At Work

Great service guilts customers into coming back

Offer great service that makes customers feel guilty about going anywhere else.

LET me ask you a couple of questions.

Do you want your customers or clients to come back to your business and spend more money? Do you also want them to say positive things about your business to other people?

I think I can answer these questions myself — of course you do! Because, as you are no doubt aware, it costs five times as much to find a new customer as to retain existing ones.

Here is a quick story. A few weeks ago, my reading glasses broke. Well, to be more accurate, they fell apart in my hand.

As you will gather, I was not too pleased, especially as I had bought those super-duper, titanium “unbreakable” ones that would last forever!

On Monday, I took them back to the optician’s. It turns out that I had bought them about two years before.

I left my glasses with her while she checked on their condition.

Later that afternoon, she phoned, saying: “Mr Fairweather, we’re going to replace your glasses and I’ll phone you when they’re ready.”

The next day, Tuesday, her receptionist phoned to say that my new glasses were ready to be picked up.
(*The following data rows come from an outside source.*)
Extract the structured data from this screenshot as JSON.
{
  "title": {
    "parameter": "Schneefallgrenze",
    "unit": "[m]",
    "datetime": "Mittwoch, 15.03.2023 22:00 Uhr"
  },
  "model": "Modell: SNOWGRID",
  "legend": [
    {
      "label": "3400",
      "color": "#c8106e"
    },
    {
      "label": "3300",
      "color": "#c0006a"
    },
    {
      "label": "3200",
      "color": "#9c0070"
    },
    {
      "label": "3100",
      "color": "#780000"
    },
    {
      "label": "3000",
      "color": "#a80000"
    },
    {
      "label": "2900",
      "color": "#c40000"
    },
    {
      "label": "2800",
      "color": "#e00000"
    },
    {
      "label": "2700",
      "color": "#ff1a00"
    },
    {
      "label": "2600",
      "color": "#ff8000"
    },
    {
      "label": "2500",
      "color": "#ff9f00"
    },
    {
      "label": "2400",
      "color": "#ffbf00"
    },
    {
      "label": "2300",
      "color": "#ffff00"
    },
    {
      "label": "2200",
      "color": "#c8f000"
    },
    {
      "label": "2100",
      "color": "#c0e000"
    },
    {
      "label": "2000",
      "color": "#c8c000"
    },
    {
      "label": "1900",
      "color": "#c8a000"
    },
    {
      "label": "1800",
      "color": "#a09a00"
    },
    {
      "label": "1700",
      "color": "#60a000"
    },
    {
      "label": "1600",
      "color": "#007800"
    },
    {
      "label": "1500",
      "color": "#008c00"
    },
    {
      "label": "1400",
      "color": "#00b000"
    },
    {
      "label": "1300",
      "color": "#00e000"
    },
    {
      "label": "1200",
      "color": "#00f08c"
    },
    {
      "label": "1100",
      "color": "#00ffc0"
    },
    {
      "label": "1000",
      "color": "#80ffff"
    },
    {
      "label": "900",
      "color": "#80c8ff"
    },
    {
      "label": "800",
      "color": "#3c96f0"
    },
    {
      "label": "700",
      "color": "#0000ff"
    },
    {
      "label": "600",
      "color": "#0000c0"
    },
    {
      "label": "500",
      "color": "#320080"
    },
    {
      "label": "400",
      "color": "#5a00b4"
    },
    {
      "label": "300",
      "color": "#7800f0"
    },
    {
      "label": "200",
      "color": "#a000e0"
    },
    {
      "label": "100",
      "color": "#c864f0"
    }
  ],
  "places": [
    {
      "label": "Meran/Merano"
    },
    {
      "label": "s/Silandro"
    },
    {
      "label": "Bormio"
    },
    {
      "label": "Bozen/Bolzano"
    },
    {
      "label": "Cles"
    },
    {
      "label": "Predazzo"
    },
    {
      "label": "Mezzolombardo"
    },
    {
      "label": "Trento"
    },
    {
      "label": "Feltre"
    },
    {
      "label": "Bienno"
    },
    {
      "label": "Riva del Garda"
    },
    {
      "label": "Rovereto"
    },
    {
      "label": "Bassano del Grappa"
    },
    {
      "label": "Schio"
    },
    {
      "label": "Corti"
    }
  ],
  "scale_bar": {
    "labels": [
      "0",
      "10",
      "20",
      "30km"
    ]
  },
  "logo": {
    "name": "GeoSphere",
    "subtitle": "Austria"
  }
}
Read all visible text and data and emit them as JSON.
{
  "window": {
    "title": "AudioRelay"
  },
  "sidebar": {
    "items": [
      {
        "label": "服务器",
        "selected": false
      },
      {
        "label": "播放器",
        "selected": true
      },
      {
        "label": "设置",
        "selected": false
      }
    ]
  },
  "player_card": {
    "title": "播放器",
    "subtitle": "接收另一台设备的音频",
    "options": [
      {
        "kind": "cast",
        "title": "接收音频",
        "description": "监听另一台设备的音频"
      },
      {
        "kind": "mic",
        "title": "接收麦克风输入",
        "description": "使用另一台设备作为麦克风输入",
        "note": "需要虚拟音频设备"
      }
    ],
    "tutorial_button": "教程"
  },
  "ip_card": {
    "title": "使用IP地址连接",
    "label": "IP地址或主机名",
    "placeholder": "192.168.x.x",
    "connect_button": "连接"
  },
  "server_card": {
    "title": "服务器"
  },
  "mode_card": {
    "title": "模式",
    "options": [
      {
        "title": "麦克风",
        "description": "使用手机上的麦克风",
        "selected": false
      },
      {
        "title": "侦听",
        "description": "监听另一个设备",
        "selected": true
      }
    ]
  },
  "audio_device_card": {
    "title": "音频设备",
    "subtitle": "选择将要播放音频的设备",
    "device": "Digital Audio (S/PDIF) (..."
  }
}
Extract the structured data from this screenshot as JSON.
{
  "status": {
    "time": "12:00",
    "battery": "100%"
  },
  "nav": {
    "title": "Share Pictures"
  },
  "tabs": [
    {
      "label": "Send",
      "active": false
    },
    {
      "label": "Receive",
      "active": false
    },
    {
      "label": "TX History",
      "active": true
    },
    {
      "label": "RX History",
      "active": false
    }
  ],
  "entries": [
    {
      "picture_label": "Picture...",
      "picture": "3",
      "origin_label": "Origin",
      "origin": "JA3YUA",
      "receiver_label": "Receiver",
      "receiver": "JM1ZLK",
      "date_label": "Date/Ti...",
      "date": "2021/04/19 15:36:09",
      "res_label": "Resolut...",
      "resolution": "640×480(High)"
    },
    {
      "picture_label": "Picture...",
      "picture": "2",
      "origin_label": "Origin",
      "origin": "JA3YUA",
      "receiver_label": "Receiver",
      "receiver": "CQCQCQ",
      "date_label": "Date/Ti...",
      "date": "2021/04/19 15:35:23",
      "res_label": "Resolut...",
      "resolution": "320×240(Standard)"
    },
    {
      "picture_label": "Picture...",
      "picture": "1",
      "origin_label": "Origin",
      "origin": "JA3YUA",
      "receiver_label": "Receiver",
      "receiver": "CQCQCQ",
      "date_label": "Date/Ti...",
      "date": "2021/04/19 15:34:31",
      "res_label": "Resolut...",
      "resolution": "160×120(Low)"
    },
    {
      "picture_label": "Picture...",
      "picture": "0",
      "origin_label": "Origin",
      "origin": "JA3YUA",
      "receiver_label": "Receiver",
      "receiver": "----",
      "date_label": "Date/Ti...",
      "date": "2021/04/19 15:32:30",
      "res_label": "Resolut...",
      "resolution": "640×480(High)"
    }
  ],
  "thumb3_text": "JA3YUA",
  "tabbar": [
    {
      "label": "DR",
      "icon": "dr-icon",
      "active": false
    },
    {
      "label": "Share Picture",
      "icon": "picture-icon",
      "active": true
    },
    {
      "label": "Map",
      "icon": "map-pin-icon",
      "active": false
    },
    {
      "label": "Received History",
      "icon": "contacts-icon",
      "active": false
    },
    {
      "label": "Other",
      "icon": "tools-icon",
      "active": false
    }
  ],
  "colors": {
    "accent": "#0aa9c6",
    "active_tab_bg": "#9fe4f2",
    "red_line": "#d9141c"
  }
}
However, the shop closed at 5.30pm, and I told her there was no way I could get there in time.

“No problem,” said the receptionist, “I’ll drop them off on my way home.”

The next day, she phoned to ask: “Are your new glasses okay, are they alright? If you need them adjusted, just drop by and the optician will fix them for you.”

Fantastic service

Now I don’t know about you, but I thought this was fantastic service. Not only did the optical shop’s people replace the glasses and deliver them to my door, but they kept in touch, checking that everything was okay.

They perfectly balanced the business side of this customer interaction and the human side.

They made me feel special and that my business was important to them.

I am due to have my eyes tested in a couple of months and I will probably need new lenses.

Guess where I will be taking my business?

I would be too “embarrassed” to go elsewhere.

So there you have it: If you want customers to return, spend more money and tell other people about your business — make them too embarrassed to go elsewhere.

You do this by using logic and emotion.

It is not enough just to replace a faulty product; that is the logical business part of the customer interaction and your competitors will be doing much the same thing.

You need to meet the customer’s human needs by showing that you are interested in them and that you care. And that is something your competitors are less likely to be doing. – Singapore Straits Times/Asia News Network

Article by Alan Fairweather, “The Motivation Doctor”, an international speaker and sales growth expert. He is also the best-selling author of two books, How To Be A Motivational Manager and How To Manage Difficult People.